[INSTRUCTIONS TO FOLLOW]:
Which lines in the data contain the word "icon"? Please copy each of them.

RECORDS PROVIDED START

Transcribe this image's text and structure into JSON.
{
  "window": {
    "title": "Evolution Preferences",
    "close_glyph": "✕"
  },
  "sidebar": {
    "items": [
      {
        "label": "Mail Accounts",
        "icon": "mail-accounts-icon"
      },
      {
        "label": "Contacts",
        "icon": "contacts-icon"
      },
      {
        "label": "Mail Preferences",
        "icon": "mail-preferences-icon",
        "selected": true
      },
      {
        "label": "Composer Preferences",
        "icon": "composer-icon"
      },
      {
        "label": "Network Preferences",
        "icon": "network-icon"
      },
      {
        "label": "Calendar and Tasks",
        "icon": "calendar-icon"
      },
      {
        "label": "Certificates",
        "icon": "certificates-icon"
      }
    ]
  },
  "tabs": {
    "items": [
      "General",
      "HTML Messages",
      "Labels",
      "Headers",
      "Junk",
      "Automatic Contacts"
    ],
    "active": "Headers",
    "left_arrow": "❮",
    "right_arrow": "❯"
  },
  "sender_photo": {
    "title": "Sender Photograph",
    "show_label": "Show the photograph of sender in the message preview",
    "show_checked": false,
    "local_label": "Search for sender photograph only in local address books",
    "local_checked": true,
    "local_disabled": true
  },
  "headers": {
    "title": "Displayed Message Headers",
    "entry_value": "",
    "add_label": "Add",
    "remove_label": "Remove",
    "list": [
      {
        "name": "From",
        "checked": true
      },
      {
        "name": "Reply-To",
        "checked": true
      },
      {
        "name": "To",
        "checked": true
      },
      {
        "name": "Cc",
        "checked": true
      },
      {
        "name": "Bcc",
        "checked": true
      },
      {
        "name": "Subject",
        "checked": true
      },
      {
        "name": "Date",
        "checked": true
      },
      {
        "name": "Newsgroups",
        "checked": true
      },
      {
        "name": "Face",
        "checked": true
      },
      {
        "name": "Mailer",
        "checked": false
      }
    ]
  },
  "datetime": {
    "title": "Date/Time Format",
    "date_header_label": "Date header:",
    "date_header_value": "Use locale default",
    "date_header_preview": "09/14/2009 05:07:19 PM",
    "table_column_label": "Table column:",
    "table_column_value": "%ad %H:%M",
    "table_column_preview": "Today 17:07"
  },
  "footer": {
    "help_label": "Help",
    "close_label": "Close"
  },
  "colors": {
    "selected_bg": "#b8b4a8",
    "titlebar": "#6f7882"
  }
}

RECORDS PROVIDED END

[OUTPUT FOR THIS TASK]:
        "icon": "mail-accounts-icon"
        "icon": "contacts-icon"
        "icon": "mail-preferences-icon",
        "icon": "composer-icon"
        "icon": "network-icon"
        "icon": "calendar-icon"
        "icon": "certificates-icon"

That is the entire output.